“He’s never lost at any place he’s gone,” Bob Turgeon said.


Turgeon’s dream to climb to the top of the coaching profession never left. Despite all his accomplishments in Wichita, he wanted more.

“He’s just got this burning desire to be the best,” Bob Turgeon said.

So he bolted from his hometown state for a position at Texas A&M in 2007. As he fought to both captivate a football-crazed and largely apathetic fan base and remake a team set in its own ways, heartbreak struck.

In his second season, Derrick Roland, a senior guard and the vocal leader of the team, broke the tibia and fibula in his right leg in a gruesome fall near the end of a game.

Just months later, the first recruit Turgeon ever had contact with at Texas A&M — Tobi Oyedeji, a 6-foot-9 forward — died in a car accident.

“It was such an ugly deal,” Bob Turgeon said. “To keep those kids together, that could have totally ruined the year.”

It’s those moments, Darko said, that make Turgeon truly stand out as a coach.

“I remember there were times when my family was going through stuff and I would go into his office and just talk to him about it,” Darko said. “He has an open-door policy, and you can just go talk to him about anything.”

“Like the kids say, ‘He keeps it real,'” Jim Turgeon said. “He’s a straight shooter.”


Turgeon will tell you himself that he’s a competitor, that he was born that way.

But Texas A&M never offered the atmosphere he craved and came to know growing up in Kansas. He won at least 24 games in each of his four seasons with the Aggies and guided the program to four straight NCAA Tournament appearances, and it hardly seemed to matter.

Friends said Turgeon slowly became disenchanted with the direction of his basketball program, one that was largely overshadowed by the football team and saw Reed Arena filled to the rafters only against the Big 12’s premier opponents.

That, Turgeon said, is why he’s in College Park, a place that puts basketball above all else. With him comes the competitive fire and cockiness that has resonated his entire life. Another thing, too: a clear goal to win a national championship. After a life spent defying expectations, nothing else will do.

“He told me when he was a freshman in high school that we were going to win a state championship, and we did,” Meseke said. “He told me he was going to play for the University of Kansas, and he did.

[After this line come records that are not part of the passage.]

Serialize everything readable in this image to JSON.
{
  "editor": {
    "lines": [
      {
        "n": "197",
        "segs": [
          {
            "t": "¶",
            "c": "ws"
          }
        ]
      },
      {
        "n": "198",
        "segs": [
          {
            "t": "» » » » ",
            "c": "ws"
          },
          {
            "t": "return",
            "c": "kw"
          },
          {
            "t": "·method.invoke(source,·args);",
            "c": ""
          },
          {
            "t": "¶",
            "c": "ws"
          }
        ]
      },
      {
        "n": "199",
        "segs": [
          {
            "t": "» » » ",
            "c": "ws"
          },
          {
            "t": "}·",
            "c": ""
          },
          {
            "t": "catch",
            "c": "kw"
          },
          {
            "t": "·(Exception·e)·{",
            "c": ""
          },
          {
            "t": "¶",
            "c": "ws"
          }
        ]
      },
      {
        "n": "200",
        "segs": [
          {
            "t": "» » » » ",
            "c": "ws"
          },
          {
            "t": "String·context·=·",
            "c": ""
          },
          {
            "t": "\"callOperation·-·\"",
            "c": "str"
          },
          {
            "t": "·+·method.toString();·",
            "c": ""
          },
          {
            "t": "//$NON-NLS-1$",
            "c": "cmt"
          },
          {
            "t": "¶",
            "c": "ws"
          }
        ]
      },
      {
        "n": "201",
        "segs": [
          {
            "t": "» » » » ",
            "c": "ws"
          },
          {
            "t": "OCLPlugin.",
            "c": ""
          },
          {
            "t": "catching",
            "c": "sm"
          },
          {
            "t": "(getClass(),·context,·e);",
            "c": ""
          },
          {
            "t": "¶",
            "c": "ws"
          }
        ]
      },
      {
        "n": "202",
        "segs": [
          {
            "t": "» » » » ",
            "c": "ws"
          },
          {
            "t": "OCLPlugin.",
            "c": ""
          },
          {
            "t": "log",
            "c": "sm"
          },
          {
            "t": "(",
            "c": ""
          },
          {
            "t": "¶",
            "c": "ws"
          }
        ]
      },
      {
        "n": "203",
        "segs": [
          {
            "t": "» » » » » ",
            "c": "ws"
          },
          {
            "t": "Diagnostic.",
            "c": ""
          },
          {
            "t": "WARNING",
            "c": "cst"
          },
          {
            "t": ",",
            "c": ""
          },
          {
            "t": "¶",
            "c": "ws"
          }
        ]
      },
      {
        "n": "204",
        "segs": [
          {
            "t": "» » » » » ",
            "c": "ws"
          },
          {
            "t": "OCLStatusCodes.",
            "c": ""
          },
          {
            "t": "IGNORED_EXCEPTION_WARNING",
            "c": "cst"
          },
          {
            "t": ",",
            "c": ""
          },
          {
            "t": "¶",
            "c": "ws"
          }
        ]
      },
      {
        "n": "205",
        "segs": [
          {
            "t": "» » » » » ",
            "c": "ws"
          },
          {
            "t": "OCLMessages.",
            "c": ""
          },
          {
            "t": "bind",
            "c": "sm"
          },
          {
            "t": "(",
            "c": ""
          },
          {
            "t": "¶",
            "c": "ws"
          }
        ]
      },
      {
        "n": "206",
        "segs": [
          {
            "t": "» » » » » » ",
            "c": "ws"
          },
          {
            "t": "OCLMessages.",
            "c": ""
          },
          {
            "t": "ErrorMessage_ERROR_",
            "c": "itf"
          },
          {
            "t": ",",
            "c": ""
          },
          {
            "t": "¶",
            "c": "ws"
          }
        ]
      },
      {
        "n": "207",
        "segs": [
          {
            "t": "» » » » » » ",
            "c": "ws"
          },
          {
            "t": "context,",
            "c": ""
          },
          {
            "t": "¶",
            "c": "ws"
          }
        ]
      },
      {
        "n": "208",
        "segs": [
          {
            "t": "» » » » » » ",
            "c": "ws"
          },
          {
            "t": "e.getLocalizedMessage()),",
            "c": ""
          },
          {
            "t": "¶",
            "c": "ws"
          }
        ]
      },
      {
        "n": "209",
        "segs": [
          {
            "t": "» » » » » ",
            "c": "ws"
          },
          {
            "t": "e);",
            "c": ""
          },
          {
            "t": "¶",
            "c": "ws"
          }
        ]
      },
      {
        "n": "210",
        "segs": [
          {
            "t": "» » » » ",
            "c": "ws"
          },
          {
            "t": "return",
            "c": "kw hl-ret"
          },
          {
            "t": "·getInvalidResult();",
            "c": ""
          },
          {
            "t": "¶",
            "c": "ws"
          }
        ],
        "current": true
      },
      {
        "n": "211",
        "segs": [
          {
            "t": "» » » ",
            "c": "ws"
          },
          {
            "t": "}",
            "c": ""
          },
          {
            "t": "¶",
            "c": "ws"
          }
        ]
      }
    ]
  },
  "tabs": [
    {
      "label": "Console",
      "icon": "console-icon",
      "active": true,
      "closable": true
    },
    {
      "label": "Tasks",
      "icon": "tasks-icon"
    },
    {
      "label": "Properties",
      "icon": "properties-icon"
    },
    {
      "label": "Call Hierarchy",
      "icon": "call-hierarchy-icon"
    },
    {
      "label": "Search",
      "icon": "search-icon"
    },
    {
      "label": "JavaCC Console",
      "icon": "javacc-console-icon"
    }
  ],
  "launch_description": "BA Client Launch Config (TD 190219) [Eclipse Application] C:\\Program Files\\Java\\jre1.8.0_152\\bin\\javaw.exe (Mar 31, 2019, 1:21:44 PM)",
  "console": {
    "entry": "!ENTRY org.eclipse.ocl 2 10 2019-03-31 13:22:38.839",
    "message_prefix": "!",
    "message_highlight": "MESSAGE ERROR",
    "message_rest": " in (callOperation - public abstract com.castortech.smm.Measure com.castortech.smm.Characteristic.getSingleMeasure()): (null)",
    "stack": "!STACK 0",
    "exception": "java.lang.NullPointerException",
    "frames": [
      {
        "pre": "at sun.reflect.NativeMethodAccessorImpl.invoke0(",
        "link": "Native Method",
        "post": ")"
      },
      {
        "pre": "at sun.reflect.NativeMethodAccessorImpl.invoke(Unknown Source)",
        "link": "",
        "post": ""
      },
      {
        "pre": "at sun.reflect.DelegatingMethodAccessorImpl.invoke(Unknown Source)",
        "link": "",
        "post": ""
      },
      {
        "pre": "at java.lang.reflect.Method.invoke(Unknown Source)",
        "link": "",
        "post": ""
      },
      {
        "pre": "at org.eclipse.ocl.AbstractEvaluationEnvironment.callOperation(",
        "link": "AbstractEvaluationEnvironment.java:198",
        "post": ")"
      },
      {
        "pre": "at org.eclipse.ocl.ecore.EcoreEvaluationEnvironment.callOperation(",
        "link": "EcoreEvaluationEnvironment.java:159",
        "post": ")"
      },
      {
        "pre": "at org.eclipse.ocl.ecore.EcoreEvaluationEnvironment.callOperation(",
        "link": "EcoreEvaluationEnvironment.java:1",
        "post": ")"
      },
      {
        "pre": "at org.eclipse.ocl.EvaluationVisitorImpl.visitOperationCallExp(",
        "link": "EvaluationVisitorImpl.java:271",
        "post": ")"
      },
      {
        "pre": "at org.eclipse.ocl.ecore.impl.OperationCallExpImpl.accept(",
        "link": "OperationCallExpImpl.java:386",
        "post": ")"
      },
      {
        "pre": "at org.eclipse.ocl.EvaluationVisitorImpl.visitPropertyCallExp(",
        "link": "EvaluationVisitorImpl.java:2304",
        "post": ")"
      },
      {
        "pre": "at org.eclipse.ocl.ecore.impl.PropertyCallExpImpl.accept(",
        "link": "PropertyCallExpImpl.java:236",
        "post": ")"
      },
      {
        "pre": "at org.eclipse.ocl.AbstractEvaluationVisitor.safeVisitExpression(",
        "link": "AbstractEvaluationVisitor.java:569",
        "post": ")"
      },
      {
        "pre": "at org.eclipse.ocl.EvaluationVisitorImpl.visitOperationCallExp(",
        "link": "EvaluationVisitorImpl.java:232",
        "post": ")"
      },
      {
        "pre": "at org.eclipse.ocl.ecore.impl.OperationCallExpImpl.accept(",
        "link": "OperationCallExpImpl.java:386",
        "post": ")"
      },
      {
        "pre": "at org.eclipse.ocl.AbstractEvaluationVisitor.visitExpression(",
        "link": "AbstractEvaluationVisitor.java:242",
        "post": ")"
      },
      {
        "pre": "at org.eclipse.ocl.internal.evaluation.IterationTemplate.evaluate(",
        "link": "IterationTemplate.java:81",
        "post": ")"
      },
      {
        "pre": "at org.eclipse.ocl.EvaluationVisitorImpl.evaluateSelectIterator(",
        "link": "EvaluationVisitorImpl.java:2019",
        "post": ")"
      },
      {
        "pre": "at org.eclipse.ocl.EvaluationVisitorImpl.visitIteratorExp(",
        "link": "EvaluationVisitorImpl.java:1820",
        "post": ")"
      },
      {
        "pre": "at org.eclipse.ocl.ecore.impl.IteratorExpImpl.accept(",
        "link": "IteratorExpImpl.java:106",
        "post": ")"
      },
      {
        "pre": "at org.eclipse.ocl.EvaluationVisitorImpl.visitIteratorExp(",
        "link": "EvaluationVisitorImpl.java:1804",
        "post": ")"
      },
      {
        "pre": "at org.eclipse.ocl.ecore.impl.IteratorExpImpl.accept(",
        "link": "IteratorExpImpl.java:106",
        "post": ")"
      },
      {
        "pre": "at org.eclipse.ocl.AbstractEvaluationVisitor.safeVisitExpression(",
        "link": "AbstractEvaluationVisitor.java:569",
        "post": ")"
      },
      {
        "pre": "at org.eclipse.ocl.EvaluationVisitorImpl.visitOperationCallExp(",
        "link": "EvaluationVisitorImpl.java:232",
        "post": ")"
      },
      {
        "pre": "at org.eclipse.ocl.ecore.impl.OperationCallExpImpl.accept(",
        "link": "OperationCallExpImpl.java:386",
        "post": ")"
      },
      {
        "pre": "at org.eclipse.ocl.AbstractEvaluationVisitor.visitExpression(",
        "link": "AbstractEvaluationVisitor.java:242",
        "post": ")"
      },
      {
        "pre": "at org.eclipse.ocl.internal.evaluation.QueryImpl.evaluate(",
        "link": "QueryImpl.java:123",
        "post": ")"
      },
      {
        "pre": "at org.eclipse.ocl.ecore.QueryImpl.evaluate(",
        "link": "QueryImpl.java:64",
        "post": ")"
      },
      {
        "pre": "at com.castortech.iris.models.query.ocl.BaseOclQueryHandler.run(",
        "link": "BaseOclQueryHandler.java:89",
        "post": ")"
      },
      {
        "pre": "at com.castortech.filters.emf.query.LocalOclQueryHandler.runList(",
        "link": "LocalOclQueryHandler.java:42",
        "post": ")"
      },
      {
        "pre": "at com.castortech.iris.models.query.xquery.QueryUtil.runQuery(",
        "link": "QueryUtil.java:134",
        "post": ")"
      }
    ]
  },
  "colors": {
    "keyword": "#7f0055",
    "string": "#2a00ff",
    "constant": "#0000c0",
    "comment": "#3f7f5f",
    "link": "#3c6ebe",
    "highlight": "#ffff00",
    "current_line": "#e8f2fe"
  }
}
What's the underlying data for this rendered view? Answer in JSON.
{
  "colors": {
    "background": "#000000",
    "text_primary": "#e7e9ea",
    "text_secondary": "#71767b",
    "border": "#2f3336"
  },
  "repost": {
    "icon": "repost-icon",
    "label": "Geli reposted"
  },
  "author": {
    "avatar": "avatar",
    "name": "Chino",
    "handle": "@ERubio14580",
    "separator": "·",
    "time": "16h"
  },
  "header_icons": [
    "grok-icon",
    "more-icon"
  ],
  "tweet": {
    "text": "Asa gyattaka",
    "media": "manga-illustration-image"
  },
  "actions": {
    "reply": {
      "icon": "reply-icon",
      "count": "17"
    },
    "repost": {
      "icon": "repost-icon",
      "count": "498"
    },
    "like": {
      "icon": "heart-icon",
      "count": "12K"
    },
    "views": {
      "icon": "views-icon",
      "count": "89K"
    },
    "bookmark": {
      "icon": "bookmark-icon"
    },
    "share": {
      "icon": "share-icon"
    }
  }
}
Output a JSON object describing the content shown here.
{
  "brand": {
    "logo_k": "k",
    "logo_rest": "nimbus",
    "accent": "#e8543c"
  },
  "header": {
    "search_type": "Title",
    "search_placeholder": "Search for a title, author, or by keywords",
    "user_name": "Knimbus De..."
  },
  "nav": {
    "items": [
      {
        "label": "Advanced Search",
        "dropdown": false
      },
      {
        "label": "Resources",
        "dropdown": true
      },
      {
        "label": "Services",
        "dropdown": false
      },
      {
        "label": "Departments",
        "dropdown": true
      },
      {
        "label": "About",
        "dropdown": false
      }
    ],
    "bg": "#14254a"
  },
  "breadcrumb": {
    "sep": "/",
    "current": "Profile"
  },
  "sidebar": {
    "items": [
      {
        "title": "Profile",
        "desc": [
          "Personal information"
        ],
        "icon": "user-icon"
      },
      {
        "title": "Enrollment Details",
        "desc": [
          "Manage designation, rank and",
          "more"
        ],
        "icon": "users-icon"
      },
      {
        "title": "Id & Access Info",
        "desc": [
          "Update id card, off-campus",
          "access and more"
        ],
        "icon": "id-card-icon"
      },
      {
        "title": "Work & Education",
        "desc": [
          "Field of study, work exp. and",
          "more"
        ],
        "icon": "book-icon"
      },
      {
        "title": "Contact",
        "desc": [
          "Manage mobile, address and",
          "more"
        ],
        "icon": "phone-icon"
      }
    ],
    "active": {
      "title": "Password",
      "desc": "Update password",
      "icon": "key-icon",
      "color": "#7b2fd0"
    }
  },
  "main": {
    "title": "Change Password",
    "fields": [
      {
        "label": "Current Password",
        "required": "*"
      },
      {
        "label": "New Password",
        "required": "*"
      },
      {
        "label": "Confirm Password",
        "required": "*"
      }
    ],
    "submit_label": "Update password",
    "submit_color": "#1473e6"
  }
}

He told me he wanted to be a Division I coach by the time he was 35 years old, and he did.

“Everything he has said, he has backed up.”